The result of all this work has been an upgrade of the existing radio network to optical fibre transmission. Put simply, this means an increase in network robustness to the island, particularly during the tropical cyclone season.

In addition, the new optical fibre-based transmission system allows access to high-speed broadband services, improved Next G™ network backhaul, providing many benefits to the island’s remote communities of Numbulwar and Ngukurr.

The Eylandt has a population of approximately 2500 people and has medical facilities, police, and local government facilities and is a base for four schools in the area."

Abel Adamski


Mark, Mark.
Congratulations on doing so much for our remote indiginous communities and miners, a job well done.
Who paid the Bill?
Yes Telstra was paid and subsidised to service these remote communities and has done a very good job of it.
However that does nothing for the rest of rural Aust, yes I know Telstra was paid by the WA Govt to build a remote wireless/mobile network.
The Diamantina shire could do with some benefactors, will cost $22Mill to run fibre for them.
The common factor is the taxpayer and/or private companies paid or subsidised the construction.

You mentioned all the dark fibre, would you care to elucidate for the readers as to why that dark fibre is available. ?

We have a choice build for current needs, then have to do it all again as we outgrow those needs, do we really want a never ending install just constantly upgrading to current needs a section at a time.?
Or do we install for reasonably anticipated needs for the next 20+ years and as the income allows extend the fibre footprint, possibly with community, government and private sector involvement.
But first get it in
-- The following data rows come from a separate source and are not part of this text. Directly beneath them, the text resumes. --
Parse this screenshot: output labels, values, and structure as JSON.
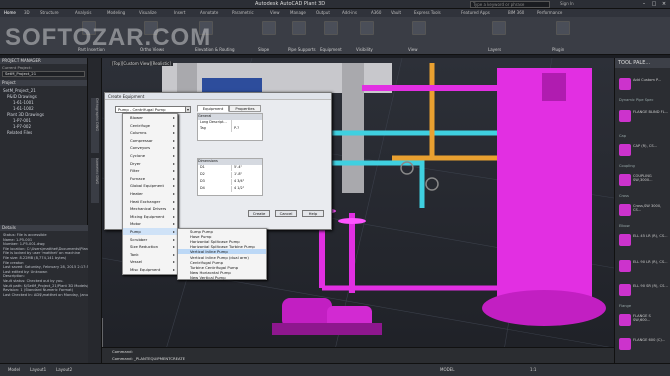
{
  "window": {
    "title": "Autodesk AutoCAD Plant 3D",
    "search_placeholder": "Type a keyword or phrase",
    "user": "Sign In"
  },
  "ribbon_tabs": [
    "Home",
    "3D",
    "Structure",
    "Analysis",
    "Modeling",
    "Visualize",
    "Insert",
    "Annotate",
    "Parametric",
    "View",
    "Manage",
    "Output",
    "Add-ins",
    "A360",
    "Vault",
    "Express Tools",
    "Featured Apps",
    "BIM 360",
    "Performance"
  ],
  "ribbon_panels": [
    "Part Insertion",
    "Ortho Views",
    "Elevation & Routing",
    "Slope",
    "Pipe Supports",
    "Equipment",
    "Visibility",
    "View",
    "Layers",
    "Plugin"
  ],
  "watermark": "SOFTOZAR.COM",
  "project_manager": {
    "title": "PROJECT MANAGER",
    "current_project_label": "Current Project:",
    "current_project": "SetM_Project_21",
    "project_header": "Project",
    "tree": [
      "SetM_Project_21",
      "P&ID Drawings",
      "1-61-1001",
      "1-61-1002",
      "Plant 3D Drawings",
      "1-P7-001",
      "1-P7-002",
      "Related Files"
    ]
  },
  "details": {
    "title": "Details",
    "lines": [
      "Status: File is accessible",
      "Name: 1-P5-001",
      "Number: 1-P5-001.dwg",
      "File location: C:\\Users\\matthet\\Documents\\Plant",
      "File is locked by user 'matthet' on machine",
      "File size: 8.22MB (8,774,141 bytes)",
      "File creator:",
      "Last saved: Saturday, February 28, 2015 2:17:52 PM",
      "Last edited by: Unknown",
      "Description:",
      "",
      "Vault status: Checked out by you.",
      "Vault path: $/SetM_Project_21/Plant 3D Models/1-",
      "Revision: 1 (Standard Numeric Format)",
      "Last Checked In: AD$\\matthet on Monday, January"
    ]
  },
  "side_tabs": [
    "Orthographic DWG",
    "Isometric DWG"
  ],
  "viewport_label": "[Top][Custom View][Realistic]",
  "dialog": {
    "title": "Create Equipment",
    "combo_value": "Pump - Centrifugal Pump",
    "tabs": [
      "Equipment",
      "Properties"
    ],
    "general_header": "General",
    "general_rows": [
      {
        "k": "Long Descript...",
        "v": ""
      },
      {
        "k": "Tag",
        "v": "P-?"
      }
    ],
    "dim_header": "Dimensions",
    "dim_rows": [
      {
        "k": "D1",
        "v": "5'-4\""
      },
      {
        "k": "D2",
        "v": "1'-8\""
      },
      {
        "k": "D3",
        "v": "4 3/4\""
      },
      {
        "k": "D4",
        "v": "4 1/2\""
      }
    ],
    "buttons": [
      "Create",
      "Cancel",
      "Help"
    ]
  },
  "menu1": [
    "Blower",
    "Centrifuge",
    "Columns",
    "Compressor",
    "Conveyors",
    "Cyclone",
    "Dryer",
    "Filter",
    "Furnace",
    "Global Equipment",
    "Heater",
    "Heat Exchanger",
    "Mechanical Drivers",
    "Mixing Equipment",
    "Motor",
    "Pump",
    "Scrubber",
    "Size Reduction",
    "Tank",
    "Vessel",
    "Misc Equipment"
  ],
  "menu1_selected": "Pump",
  "menu2": [
    "Sump Pump",
    "Hose Pump",
    "Horizontal Splitcase Pump",
    "Horizontal Splitcase Turbine Pump",
    "Vertical Inline Pump",
    "Vertical Inline Pump (dual arm)",
    "Centrifugal Pump",
    "Turbine Centrifugal Pump",
    "New Horizontal Pump",
    "New Vertical Pump"
  ],
  "menu2_selected": "Vertical Inline Pump",
  "tool_palette": {
    "title": "TOOL PALE...",
    "categories": [
      "Dynamic Pipe Spec",
      "Cap",
      "Coupling",
      "Cross",
      "Elbow",
      "Flange"
    ],
    "items": [
      {
        "label": "Add Custom P..."
      },
      {
        "label": "FLANGE BLIND FL..."
      },
      {
        "label": "CAP (R), CS..."
      },
      {
        "label": "COUPLING SW,3000..."
      },
      {
        "label": "Cross,SW 3000, CS..."
      },
      {
        "label": "ELL 45 LR (R), CS..."
      },
      {
        "label": "ELL 90 LR (R), CS..."
      },
      {
        "label": "ELL 90 SR (R), CS..."
      },
      {
        "label": "FLANGE S SW,600..."
      },
      {
        "label": "FLANGE 600 (C)..."
      }
    ]
  },
  "command": {
    "line1": "Command:",
    "line2": "Command: _PLANTEQUIPMENTCREATE"
  },
  "status": {
    "model": "MODEL",
    "scale": "1:1",
    "items": [
      "Model",
      "Layout1",
      "Layout2"
    ]
  }
}
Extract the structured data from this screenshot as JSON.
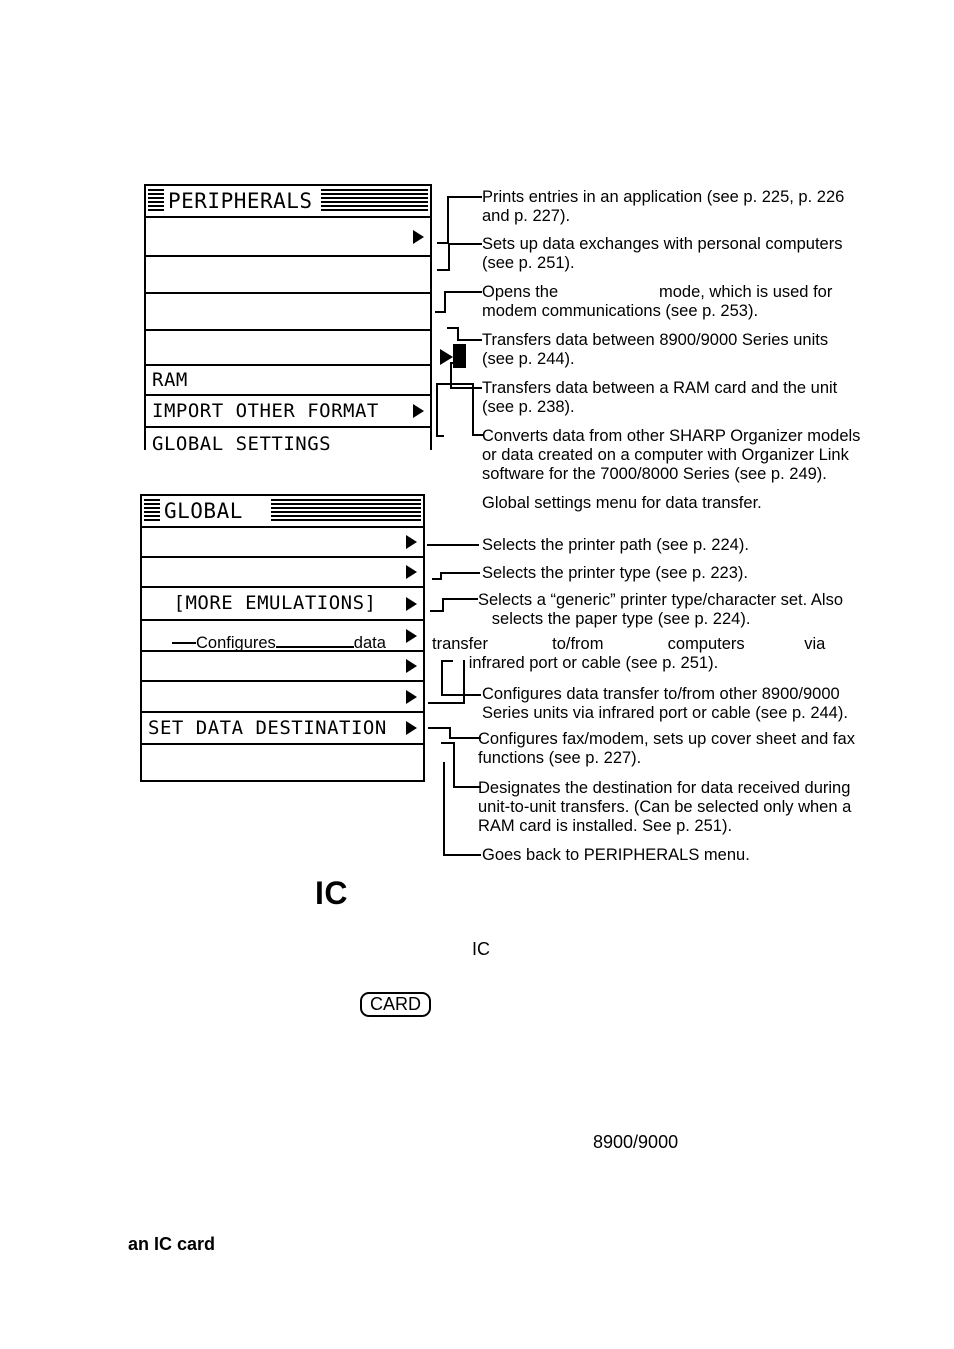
{
  "document": {
    "kind": "scanned-manual-page"
  },
  "menus": {
    "peripherals": {
      "title": "PERIPHERALS",
      "rows": [
        {
          "label": "",
          "arrow": true
        },
        {
          "label": "",
          "arrow": false
        },
        {
          "label": "",
          "arrow": false
        },
        {
          "label": "",
          "arrow": false
        },
        {
          "label": "RAM",
          "arrow": false
        },
        {
          "label": "IMPORT OTHER FORMAT",
          "arrow": true
        },
        {
          "label": "GLOBAL SETTINGS",
          "arrow": false
        }
      ]
    },
    "global": {
      "title": "GLOBAL",
      "rows": [
        {
          "label": "",
          "arrow": true
        },
        {
          "label": "",
          "arrow": true
        },
        {
          "label": "[MORE EMULATIONS]",
          "arrow": true
        },
        {
          "label": "",
          "arrow": true
        },
        {
          "label": "",
          "arrow": true
        },
        {
          "label": "",
          "arrow": true
        },
        {
          "label": "SET DATA DESTINATION",
          "arrow": true
        },
        {
          "label": "",
          "arrow": false
        }
      ]
    }
  },
  "annotations": {
    "peripherals": [
      "Prints entries in an application (see p. 225, p. 226\nand p. 227).",
      "Sets up data exchanges with personal computers\n(see p. 251).",
      "Opens the                      mode, which is used for\nmodem communications (see p. 253).",
      "Transfers data between 8900/9000 Series units\n(see p. 244).",
      "Transfers data between a RAM card and the unit\n(see p. 238).",
      "Converts data from other SHARP Organizer models\nor data created on a computer with Organizer Link\nsoftware for the 7000/8000 Series (see p. 249).",
      "Global settings menu for data transfer."
    ],
    "global": [
      "Selects the printer path (see p. 224).",
      "Selects the printer type (see p. 223).",
      "Selects a “generic” printer type/character set. Also\n   selects the paper type (see p. 224).",
      "transfer              to/from              computers             via\n        infrared port or cable (see p. 251).",
      "Configures data transfer to/from other 8900/9000\nSeries units via infrared port or cable (see p. 244).",
      "Configures fax/modem, sets up cover sheet and fax\nfunctions (see p. 227).",
      "Designates the destination for data received during\nunit-to-unit transfers. (Can be selected only when a\nRAM card is installed. See p. 251).",
      "Goes back to PERIPHERALS menu."
    ]
  },
  "overlay": {
    "configures_prefix": "Configures",
    "configures_suffix": "data"
  },
  "body": {
    "heading_ic": "IC",
    "inline_ic": "IC",
    "keycap_card": "CARD",
    "series_number": "8900/9000",
    "an_ic_card": "an IC card"
  }
}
Comments are now closed

Windows Server 2003 end of life guide